It's no secret that Italy's universities are short of money. Between 2009 and today, their funding from the Ministry of Education fell by €1bn (a 20 percent drop over the five years), leading to a widening gulf in Italy's investment levels and those of its European counterparts.
According to a recent report by the country's education watchdog the Anvur, Italy invests 0.52 percent of its GDP into academic research every year, compared with an average of 0.70 percent in OECD countries — which means it's spending roughly €3bn less than it should be.
No wonder universities are forced to cut salaries and services, including outsourcing email services, which can be costly to run.
Exactly who runs a university's email service might appear to be a minor issue, but some would argue that's far from the case. The company providing that email service — which not only students but researchers and other scholars use to communicate — could theoretically have access to the sensitive information and confidential documents that are sent over it, but expected to be kept confidential.
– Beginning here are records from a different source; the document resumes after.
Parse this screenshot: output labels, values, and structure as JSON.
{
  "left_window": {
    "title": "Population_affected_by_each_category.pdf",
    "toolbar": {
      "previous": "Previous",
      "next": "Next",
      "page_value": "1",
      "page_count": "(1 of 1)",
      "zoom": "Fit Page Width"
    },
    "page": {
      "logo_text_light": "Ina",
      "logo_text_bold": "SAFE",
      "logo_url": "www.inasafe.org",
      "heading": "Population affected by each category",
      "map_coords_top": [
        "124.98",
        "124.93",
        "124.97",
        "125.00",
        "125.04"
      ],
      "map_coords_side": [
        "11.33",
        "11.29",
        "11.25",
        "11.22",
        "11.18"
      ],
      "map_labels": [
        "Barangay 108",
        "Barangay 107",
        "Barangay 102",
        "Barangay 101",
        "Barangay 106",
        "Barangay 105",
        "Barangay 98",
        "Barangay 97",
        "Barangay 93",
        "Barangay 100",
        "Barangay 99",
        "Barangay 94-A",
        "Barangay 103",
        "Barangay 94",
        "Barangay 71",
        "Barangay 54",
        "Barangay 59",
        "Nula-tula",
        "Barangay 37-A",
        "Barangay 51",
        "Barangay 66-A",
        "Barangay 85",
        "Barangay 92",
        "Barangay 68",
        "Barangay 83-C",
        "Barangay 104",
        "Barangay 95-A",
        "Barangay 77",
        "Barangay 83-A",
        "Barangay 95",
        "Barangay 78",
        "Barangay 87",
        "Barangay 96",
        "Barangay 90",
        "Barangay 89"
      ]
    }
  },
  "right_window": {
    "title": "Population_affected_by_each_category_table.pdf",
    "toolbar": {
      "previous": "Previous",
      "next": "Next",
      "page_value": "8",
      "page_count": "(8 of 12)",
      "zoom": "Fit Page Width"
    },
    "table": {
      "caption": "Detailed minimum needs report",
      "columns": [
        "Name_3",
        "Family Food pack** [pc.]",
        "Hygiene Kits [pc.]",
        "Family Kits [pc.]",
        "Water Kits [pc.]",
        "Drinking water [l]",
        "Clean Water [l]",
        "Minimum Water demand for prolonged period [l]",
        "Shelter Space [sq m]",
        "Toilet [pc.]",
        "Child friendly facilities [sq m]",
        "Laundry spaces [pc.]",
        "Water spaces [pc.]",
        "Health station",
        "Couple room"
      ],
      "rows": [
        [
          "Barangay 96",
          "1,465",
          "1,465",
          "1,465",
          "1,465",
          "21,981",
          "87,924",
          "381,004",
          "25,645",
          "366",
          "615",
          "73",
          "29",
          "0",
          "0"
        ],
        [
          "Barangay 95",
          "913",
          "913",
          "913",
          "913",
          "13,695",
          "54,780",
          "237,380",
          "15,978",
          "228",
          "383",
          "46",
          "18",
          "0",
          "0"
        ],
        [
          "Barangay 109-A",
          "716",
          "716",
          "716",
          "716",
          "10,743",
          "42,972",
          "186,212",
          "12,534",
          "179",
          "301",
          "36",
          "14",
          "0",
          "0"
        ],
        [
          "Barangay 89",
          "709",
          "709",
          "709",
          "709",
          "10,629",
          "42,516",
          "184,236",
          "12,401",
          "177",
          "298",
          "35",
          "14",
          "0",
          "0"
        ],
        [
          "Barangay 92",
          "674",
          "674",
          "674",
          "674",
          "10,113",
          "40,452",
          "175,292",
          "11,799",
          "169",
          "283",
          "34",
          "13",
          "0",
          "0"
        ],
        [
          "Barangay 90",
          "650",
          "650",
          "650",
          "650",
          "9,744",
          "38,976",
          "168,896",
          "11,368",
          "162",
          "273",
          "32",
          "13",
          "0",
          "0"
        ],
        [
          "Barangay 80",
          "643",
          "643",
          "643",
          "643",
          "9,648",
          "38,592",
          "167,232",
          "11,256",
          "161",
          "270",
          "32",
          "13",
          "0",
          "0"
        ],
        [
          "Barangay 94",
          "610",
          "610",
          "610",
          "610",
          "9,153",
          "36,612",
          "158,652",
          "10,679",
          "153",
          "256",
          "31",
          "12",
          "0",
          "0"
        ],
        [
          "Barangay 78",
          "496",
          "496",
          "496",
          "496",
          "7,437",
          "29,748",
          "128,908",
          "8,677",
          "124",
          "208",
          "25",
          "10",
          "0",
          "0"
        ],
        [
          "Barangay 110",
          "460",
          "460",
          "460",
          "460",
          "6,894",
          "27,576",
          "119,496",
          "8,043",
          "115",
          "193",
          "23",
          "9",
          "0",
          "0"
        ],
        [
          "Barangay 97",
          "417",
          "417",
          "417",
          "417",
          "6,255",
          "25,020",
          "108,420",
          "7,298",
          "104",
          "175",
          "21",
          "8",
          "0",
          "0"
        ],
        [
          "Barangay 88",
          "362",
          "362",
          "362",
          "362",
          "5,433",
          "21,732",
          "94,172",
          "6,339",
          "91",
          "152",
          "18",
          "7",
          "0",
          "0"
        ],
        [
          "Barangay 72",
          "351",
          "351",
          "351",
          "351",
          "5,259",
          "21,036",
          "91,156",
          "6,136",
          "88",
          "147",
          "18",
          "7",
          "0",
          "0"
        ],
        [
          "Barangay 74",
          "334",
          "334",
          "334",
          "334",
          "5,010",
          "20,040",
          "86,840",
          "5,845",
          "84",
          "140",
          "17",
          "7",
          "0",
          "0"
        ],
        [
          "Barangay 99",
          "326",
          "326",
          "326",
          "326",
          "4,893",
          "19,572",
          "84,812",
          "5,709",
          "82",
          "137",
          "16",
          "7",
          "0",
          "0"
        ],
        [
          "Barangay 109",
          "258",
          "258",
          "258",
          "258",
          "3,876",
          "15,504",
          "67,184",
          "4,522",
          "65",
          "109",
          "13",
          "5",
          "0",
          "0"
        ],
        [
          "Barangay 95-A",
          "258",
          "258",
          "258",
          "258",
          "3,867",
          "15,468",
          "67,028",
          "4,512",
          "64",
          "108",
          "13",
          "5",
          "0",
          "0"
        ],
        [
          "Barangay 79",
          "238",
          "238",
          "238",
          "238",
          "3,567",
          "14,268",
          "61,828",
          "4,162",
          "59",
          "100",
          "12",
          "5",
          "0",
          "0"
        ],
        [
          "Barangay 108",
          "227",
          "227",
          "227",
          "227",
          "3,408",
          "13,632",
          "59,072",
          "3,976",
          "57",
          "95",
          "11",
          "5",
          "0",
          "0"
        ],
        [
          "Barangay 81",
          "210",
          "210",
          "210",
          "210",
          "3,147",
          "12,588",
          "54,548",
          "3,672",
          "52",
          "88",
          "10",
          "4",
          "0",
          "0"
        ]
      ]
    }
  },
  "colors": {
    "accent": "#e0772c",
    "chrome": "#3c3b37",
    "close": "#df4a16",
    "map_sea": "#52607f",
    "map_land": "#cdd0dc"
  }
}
Consequently, the decision to outsource email can cause concern — particularly when the company taking over the service is Google.
Many cash-strapped Italian universities — including Roma's La Sapienza, the University of Parma, the University of Ferrara, to name a few — have switched to Gmail in the past few years.
Others, such as the University of Turin, have joined the list this summer. In the past, the news would have passed largely unnoticed, but times have changed. The Snowden revelations have highlighted the dangers of using cloud services provided by foreign companies — especially US-based ones, which could be subject to interception by the NSA. Just a little over a month ago, a federal judge in New York held that data stored by US companies on overseas servers must be handed over to authorities when they're subject to US search warrants.
Little wonder, then, that recent decisions by universities to adopt Google services caused a bit of stir in Italy. Some teachers — such as associate professor of sociology at the University of Turin, Luciano Paccagnella — publicly complained on the Nexa mailing list about the opacity of the procedure.
"We have been told that the university will save around €100,000 through this, and that users will also have a set of advanced services, but these are not the reassurances I need," he said. "What I'd like to know is: where will the servers storing our data be located? According to which legislation will they be handled? What happens if someone refuses to join the new service?"
The issue even prompted a parliamentary question by Chamber of Deputies member Stefano Quintarelli of the Lista Civica group. "The main point here is that universities decided to switch to Google's solutions without even asking for users' consent or giving or giving them the chance to opt out," Quintarelli told ZDNet.
In his question, the MP maintained that outsourcing email services could pose a threat to the privacy of communications between researchers, and that by scanning and analysing the flow of messages, it could also be possible to reconstruct the network of contacts and relationships among Italian professors.
In order to provide its consumer Gmail service, Google scans messages to provide relevant ads. However, when it comes to the Google for Education services, the company maintains that it doesn't scan messages for advertising purposes, nor does it share users' information with third parties, except when it is required by law to do so.
This has not always been enough for European legislators. In Sweden, the data protection authority last year ordered a municipality in Stockholm to stop using Google Apps in schools due to inadequacies in its contract with the company. In Germany, to avoid using Dropbox or Google Apps, a network of institutions in the region of North-Rhine Westfalia decided to build an inter-university private cloud using the open source platform ownCloud.
Having a custom cloud to rely on could perhaps soothe the worries of Italian scholars. In Italy, however, trying to deploy something similar to the German initiative could prove difficult, both due to the time needed to get it up and running (the ownCloud project started in late 2011) and also the current state of IT services in many Italian academic institutions.
"The choice here was not between a friendly public service and the evil private market leeches," the University of Turin's jurisprudence professor Ugo Pagallo said. "On the contrary, the previous academic email service in the last few years simply didn't work well. So much so, many researchers have already chosen to use third-party services to avoid problems."